## INSTRUCTIONS TO FOLLOW
Look through the records and copy each line that has "Core" in it.

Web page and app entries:
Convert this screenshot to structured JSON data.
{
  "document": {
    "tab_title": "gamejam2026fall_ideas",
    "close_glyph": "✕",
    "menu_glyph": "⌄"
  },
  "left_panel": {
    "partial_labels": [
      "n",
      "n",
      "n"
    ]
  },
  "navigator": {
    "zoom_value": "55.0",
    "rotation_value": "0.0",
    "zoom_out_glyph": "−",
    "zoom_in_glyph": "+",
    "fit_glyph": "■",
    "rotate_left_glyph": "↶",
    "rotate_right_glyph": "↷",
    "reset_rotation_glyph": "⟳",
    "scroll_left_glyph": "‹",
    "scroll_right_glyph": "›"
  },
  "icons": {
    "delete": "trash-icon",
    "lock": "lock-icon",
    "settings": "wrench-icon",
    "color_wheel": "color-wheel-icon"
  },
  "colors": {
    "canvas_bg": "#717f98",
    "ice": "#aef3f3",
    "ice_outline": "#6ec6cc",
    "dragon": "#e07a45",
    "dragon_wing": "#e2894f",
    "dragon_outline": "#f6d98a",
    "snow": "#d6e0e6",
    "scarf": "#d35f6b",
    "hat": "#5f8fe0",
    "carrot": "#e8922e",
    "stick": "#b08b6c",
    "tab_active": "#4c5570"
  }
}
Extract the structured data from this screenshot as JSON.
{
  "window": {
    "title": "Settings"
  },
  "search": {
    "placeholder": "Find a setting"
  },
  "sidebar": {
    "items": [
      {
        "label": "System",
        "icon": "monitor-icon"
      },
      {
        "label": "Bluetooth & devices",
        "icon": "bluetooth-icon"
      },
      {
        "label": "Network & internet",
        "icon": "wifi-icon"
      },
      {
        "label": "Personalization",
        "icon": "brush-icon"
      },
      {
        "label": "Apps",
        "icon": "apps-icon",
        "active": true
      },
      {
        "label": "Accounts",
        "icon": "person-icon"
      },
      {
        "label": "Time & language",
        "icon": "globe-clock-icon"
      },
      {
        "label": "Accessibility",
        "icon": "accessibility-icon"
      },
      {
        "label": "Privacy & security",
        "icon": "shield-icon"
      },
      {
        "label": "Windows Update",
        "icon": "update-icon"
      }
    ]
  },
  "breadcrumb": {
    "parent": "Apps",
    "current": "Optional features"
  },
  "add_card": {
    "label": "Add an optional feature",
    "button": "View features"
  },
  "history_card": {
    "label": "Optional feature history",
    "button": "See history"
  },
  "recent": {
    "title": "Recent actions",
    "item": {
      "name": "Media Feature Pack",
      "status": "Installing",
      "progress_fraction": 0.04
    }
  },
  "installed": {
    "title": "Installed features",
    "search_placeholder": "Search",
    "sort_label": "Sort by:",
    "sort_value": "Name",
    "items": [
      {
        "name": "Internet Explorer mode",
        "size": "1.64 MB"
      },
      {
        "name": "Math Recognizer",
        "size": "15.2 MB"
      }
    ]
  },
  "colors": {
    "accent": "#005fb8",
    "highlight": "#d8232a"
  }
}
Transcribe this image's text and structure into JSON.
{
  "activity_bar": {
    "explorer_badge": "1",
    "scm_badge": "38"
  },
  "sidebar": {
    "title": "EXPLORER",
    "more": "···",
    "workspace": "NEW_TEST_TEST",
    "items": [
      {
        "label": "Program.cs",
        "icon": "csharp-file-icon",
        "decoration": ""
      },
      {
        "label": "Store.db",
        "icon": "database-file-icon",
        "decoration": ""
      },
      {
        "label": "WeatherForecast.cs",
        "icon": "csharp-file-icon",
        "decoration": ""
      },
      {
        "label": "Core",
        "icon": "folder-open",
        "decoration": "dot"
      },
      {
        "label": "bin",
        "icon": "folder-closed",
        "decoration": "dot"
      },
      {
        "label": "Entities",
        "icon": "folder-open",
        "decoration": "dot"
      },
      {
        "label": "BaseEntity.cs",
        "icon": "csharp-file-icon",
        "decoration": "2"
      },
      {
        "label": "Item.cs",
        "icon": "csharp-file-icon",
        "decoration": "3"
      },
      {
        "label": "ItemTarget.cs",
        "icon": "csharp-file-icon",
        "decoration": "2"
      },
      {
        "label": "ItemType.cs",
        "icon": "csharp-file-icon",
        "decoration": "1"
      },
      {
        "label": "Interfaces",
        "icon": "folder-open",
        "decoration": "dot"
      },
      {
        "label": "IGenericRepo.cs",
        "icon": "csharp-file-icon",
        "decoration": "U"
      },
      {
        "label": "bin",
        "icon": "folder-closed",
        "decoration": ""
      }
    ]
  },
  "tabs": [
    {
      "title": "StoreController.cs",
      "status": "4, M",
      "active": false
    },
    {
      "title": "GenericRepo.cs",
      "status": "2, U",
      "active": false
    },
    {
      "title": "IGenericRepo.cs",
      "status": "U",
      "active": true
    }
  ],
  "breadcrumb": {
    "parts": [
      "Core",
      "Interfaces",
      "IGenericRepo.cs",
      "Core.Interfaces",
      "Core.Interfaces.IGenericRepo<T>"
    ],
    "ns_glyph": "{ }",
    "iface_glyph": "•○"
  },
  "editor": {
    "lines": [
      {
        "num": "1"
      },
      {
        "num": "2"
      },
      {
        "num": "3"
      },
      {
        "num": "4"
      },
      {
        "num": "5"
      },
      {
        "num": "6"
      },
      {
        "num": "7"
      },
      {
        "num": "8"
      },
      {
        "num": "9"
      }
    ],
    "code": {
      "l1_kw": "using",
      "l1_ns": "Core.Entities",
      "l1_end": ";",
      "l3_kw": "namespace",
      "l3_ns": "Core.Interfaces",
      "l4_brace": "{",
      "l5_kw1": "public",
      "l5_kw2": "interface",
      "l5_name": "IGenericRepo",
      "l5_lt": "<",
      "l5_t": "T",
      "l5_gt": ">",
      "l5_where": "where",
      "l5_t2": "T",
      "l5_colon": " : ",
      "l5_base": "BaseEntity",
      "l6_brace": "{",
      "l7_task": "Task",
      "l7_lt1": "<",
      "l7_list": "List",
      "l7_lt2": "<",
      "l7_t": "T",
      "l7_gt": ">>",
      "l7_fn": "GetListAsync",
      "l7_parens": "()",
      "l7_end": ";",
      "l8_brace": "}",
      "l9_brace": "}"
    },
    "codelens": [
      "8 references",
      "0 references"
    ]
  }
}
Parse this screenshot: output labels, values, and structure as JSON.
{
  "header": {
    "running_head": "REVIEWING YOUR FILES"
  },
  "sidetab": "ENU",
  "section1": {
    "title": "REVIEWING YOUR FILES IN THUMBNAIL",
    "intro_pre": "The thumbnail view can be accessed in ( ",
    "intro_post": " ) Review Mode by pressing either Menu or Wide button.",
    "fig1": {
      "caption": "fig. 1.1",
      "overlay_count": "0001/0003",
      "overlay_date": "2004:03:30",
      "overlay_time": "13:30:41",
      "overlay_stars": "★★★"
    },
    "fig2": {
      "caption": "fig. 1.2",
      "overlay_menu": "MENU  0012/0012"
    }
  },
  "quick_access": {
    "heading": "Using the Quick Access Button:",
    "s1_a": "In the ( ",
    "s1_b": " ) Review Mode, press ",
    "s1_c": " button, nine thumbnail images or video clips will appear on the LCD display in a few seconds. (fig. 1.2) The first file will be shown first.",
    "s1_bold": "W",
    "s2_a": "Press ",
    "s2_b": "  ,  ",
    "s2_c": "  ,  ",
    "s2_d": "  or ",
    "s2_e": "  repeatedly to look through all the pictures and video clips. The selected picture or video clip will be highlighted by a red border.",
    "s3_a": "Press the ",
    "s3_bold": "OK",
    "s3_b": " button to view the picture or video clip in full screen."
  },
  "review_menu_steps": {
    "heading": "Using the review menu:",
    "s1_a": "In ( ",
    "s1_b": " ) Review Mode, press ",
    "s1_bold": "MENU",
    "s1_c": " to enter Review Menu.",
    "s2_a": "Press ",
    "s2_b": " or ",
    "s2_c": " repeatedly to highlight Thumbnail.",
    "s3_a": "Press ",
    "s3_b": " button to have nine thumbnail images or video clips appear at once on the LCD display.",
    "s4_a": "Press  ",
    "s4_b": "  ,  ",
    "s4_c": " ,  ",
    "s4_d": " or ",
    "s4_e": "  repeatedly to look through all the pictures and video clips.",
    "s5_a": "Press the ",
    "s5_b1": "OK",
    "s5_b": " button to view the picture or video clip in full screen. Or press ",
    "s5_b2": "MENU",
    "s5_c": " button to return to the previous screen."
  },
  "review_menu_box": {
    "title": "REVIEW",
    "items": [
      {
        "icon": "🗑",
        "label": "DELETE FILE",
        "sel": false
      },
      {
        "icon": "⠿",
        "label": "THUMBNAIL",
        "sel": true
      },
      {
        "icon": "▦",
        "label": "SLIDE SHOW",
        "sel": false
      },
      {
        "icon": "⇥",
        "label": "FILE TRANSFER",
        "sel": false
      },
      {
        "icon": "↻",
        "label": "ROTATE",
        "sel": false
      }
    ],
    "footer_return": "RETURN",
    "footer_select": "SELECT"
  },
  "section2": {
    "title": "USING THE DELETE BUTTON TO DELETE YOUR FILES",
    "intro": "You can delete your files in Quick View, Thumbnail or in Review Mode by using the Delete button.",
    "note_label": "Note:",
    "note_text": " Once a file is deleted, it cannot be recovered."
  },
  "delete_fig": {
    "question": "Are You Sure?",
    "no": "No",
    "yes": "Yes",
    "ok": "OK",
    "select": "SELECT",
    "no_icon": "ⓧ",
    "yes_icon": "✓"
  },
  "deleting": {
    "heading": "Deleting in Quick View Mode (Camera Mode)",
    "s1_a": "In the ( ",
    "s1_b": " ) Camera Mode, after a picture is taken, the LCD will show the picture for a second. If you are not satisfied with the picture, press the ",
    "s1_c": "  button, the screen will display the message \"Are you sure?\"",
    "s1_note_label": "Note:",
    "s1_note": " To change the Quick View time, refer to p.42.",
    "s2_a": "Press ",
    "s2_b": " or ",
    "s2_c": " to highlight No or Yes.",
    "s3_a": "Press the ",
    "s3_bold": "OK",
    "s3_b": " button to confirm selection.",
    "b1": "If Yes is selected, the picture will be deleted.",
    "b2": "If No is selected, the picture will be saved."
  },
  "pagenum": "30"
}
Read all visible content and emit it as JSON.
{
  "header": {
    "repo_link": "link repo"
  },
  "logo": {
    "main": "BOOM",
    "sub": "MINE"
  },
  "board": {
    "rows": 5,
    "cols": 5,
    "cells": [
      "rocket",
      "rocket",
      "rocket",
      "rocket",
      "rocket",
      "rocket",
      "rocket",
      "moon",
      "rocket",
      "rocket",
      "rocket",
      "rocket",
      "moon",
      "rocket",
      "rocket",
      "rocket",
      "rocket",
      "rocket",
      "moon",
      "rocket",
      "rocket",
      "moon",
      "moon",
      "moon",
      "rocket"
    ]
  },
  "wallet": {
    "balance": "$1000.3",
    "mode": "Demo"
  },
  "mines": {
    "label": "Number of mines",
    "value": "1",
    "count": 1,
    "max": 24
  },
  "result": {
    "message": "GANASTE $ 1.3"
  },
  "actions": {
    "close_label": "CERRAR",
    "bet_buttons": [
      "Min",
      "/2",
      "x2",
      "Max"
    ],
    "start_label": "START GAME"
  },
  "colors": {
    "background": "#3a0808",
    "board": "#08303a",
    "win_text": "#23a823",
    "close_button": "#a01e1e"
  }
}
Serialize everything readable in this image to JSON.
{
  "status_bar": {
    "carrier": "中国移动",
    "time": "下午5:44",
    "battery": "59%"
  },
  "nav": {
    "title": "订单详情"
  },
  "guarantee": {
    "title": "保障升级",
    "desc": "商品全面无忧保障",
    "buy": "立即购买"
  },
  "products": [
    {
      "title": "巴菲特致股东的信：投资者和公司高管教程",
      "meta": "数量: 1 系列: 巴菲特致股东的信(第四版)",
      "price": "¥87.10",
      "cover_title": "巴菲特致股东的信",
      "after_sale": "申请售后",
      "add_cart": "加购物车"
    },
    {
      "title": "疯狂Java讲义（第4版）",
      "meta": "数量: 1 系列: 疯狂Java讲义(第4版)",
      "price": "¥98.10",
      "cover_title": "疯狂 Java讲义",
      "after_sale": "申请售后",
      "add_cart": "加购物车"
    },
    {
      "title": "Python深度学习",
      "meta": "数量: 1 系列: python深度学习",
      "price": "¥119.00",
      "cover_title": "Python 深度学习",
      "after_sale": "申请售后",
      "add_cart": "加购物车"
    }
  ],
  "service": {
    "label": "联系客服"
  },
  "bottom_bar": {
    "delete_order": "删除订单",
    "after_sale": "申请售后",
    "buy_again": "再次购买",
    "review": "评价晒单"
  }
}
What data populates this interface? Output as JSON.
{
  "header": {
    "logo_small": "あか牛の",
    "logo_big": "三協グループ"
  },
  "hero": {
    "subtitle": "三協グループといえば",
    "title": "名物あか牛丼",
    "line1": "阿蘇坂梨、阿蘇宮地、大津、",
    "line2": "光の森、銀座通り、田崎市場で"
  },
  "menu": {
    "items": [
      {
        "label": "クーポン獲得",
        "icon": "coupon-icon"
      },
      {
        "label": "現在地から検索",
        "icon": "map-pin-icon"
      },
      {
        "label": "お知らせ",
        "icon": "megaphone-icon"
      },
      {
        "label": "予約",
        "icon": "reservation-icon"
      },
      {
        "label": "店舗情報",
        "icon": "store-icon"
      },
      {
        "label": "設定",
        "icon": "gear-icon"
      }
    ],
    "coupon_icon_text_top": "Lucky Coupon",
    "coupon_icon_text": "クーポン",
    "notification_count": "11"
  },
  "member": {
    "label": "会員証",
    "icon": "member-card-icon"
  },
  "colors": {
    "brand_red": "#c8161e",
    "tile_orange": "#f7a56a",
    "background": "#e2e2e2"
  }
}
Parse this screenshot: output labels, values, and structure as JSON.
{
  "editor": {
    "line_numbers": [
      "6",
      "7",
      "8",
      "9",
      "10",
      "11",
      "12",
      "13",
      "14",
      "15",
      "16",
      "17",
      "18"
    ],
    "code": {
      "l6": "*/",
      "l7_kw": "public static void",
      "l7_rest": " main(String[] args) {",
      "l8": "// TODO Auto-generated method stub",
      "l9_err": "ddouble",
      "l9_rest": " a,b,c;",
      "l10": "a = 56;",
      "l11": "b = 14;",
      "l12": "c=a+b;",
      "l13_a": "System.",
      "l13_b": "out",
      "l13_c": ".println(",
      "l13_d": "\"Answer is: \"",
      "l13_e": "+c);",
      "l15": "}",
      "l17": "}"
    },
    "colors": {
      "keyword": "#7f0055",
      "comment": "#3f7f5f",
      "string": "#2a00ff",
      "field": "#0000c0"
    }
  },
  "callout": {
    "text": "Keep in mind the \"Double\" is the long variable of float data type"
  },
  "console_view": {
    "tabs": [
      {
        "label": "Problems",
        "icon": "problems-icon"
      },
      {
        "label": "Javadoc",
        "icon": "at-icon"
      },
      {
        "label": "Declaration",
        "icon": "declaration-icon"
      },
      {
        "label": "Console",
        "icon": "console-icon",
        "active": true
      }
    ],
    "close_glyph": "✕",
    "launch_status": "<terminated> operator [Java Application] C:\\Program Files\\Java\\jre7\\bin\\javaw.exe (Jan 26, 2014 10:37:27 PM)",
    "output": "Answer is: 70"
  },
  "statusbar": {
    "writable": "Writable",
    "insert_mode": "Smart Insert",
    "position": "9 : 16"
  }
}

## WRITTEN ANSWER
        "label": "Core",
      "Core",
      "Core.Interfaces",
      "Core.Interfaces.IGenericRepo<T>"
      "l1_ns": "Core.Entities",
      "l3_ns": "Core.Interfaces",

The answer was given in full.